* _WHAT IS REQUIRED_
In the entries, find all lines that hold the word "subject" and copy them.

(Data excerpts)
********

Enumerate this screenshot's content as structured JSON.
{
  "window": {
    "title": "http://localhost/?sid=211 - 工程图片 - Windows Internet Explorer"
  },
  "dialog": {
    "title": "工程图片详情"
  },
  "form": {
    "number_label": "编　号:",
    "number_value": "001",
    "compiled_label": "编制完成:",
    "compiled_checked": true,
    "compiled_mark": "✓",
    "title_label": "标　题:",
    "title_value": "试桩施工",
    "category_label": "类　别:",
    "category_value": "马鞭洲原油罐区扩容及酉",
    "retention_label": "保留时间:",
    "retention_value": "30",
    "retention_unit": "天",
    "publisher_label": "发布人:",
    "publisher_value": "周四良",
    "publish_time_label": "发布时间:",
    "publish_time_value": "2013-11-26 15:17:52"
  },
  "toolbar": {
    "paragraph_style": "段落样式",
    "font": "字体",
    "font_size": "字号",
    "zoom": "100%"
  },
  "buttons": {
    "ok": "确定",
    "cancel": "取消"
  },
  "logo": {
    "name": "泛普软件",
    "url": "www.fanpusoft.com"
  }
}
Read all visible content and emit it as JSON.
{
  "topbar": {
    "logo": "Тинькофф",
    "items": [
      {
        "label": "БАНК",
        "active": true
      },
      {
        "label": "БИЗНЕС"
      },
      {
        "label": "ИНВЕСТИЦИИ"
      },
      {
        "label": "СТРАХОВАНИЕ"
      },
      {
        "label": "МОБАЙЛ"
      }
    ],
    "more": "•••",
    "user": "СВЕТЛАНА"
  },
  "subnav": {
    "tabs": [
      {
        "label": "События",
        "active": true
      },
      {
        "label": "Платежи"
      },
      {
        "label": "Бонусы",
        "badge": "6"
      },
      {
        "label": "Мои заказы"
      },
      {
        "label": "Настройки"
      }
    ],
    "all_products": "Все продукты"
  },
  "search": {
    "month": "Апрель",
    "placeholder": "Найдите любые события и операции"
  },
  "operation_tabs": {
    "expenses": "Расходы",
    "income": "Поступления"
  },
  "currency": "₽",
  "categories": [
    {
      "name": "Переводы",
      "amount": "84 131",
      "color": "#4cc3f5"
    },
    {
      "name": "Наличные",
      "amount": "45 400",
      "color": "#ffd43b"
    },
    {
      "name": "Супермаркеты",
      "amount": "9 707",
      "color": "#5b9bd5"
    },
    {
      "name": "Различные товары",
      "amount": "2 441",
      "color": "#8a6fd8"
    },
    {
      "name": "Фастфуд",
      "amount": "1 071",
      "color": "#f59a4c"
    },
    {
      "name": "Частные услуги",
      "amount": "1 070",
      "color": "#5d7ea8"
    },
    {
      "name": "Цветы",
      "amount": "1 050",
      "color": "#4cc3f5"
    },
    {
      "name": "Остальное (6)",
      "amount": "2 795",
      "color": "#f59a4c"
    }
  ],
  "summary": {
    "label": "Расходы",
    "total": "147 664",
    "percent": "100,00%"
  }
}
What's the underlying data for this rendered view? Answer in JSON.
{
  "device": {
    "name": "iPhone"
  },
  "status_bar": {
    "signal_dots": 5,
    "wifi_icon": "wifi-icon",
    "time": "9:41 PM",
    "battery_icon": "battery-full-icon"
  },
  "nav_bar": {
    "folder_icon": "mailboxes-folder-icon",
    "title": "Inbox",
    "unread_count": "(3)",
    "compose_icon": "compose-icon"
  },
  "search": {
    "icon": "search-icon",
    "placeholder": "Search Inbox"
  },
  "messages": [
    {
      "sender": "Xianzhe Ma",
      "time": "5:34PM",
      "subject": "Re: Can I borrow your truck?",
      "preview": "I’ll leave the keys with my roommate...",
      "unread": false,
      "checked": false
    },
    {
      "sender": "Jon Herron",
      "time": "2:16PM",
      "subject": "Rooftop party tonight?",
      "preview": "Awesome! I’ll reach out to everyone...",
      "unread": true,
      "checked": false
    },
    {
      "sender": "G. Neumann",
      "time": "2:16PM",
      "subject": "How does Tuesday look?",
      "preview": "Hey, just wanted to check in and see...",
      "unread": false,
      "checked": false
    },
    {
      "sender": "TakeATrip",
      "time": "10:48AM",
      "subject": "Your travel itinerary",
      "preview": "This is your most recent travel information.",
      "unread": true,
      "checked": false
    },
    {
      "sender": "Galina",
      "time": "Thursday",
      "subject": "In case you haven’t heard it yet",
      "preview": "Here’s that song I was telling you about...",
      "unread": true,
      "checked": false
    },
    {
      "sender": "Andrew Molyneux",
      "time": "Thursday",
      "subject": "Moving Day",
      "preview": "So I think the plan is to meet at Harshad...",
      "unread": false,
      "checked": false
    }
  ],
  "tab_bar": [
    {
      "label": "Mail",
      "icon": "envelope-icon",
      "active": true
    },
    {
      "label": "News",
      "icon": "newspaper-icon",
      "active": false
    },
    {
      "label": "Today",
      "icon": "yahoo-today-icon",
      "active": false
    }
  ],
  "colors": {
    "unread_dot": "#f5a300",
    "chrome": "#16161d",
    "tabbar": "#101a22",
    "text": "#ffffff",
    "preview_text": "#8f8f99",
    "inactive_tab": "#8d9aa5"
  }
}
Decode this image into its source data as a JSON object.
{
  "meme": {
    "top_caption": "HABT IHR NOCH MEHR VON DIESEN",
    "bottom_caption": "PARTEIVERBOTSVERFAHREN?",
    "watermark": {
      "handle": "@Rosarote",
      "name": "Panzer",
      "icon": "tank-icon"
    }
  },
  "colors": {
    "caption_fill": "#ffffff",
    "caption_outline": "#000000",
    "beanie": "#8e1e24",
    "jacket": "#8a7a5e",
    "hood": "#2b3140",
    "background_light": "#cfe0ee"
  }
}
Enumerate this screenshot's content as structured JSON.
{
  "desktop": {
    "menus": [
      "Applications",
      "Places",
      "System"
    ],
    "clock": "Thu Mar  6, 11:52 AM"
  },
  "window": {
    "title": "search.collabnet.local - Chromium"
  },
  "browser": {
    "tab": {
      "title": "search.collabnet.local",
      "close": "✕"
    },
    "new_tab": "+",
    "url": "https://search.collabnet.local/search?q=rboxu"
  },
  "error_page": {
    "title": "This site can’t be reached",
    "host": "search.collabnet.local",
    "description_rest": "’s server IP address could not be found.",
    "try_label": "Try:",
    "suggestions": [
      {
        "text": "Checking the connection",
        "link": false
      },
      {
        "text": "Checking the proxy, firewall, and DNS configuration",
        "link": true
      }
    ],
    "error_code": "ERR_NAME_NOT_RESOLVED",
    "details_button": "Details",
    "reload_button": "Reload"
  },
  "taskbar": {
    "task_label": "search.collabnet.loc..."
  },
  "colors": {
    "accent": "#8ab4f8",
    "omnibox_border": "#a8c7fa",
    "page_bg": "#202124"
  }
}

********

* _RESULT BELOW_
      "subject": "Re: Can I borrow your truck?",
      "subject": "Rooftop party tonight?",
      "subject": "How does Tuesday look?",
      "subject": "Your travel itinerary",
      "subject": "In case you haven’t heard it yet",
      "subject": "Moving Day",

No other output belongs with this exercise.